* _Task goal_
Restate, word for word, each entry that follows, but skip its pictures.

* _Entries shown_
↓↓↓

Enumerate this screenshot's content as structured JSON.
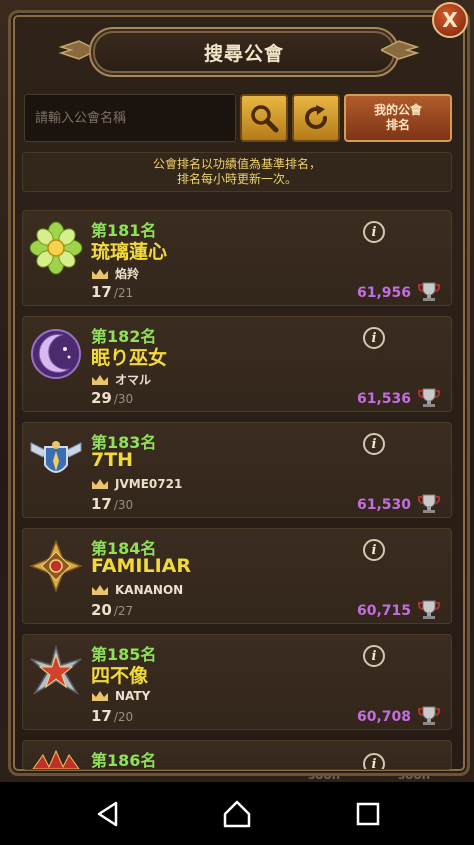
{
  "header": {
    "title": "搜尋公會",
    "close_label": "X"
  },
  "search": {
    "placeholder": "請輸入公會名稱",
    "my_guild_rank_line1": "我的公會",
    "my_guild_rank_line2": "排名"
  },
  "notice": {
    "line1": "公會排名以功績值為基準排名，",
    "line2": "排名每小時更新一次。"
  },
  "background": {
    "soon_left": "soon",
    "soon_right": "soon"
  },
  "guilds": [
    {
      "rank": "第181名",
      "name": "琉璃蓮心",
      "leader": "焰羚",
      "members": "17",
      "max_members": "/21",
      "score": "61,956",
      "emblem_icon": "flower-emblem-icon"
    },
    {
      "rank": "第182名",
      "name": "眠り巫女",
      "leader": "オマル",
      "members": "29",
      "max_members": "/30",
      "score": "61,536",
      "emblem_icon": "moon-emblem-icon"
    },
    {
      "rank": "第183名",
      "name": "7TH",
      "leader": "JVME0721",
      "members": "17",
      "max_members": "/30",
      "score": "61,530",
      "emblem_icon": "winged-shield-emblem-icon"
    },
    {
      "rank": "第184名",
      "name": "FAMILIAR",
      "leader": "KANANON",
      "members": "20",
      "max_members": "/27",
      "score": "60,715",
      "emblem_icon": "gold-cross-emblem-icon"
    },
    {
      "rank": "第185名",
      "name": "四不像",
      "leader": "NATY",
      "members": "17",
      "max_members": "/20",
      "score": "60,708",
      "emblem_icon": "star-emblem-icon"
    },
    {
      "rank": "第186名",
      "emblem_icon": "crown-emblem-icon"
    }
  ],
  "colors": {
    "rank": "#8fe05a",
    "name": "#f1da3a",
    "score": "#c46de0",
    "accent": "#e9b743"
  }
}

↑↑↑

* _Solution to this exercise_
Enumerate this screenshot's content as structured JSON.
{
  "header": {
    "title": "搜尋公會",
    "close_label": "X"
  },
  "search": {
    "placeholder": "請輸入公會名稱",
    "my_guild_rank_line1": "我的公會",
    "my_guild_rank_line2": "排名"
  },
  "notice": {
    "line1": "公會排名以功績值為基準排名，",
    "line2": "排名每小時更新一次。"
  },
  "background": {
    "soon_left": "soon",
    "soon_right": "soon"
  },
  "guilds": [
    {
      "rank": "第181名",
      "name": "琉璃蓮心",
      "leader": "焰羚",
      "members": "17",
      "max_members": "/21",
      "score": "61,956",
      "emblem_icon": "flower-emblem-icon"
    },
    {
      "rank": "第182名",
      "name": "眠り巫女",
      "leader": "オマル",
      "members": "29",
      "max_members": "/30",
      "score": "61,536",
      "emblem_icon": "moon-emblem-icon"
    },
    {
      "rank": "第183名",
      "name": "7TH",
      "leader": "JVME0721",
      "members": "17",
      "max_members": "/30",
      "score": "61,530",
      "emblem_icon": "winged-shield-emblem-icon"
    },
    {
      "rank": "第184名",
      "name": "FAMILIAR",
      "leader": "KANANON",
      "members": "20",
      "max_members": "/27",
      "score": "60,715",
      "emblem_icon": "gold-cross-emblem-icon"
    },
    {
      "rank": "第185名",
      "name": "四不像",
      "leader": "NATY",
      "members": "17",
      "max_members": "/20",
      "score": "60,708",
      "emblem_icon": "star-emblem-icon"
    },
    {
      "rank": "第186名",
      "emblem_icon": "crown-emblem-icon"
    }
  ],
  "colors": {
    "rank": "#8fe05a",
    "name": "#f1da3a",
    "score": "#c46de0",
    "accent": "#e9b743"
  }
}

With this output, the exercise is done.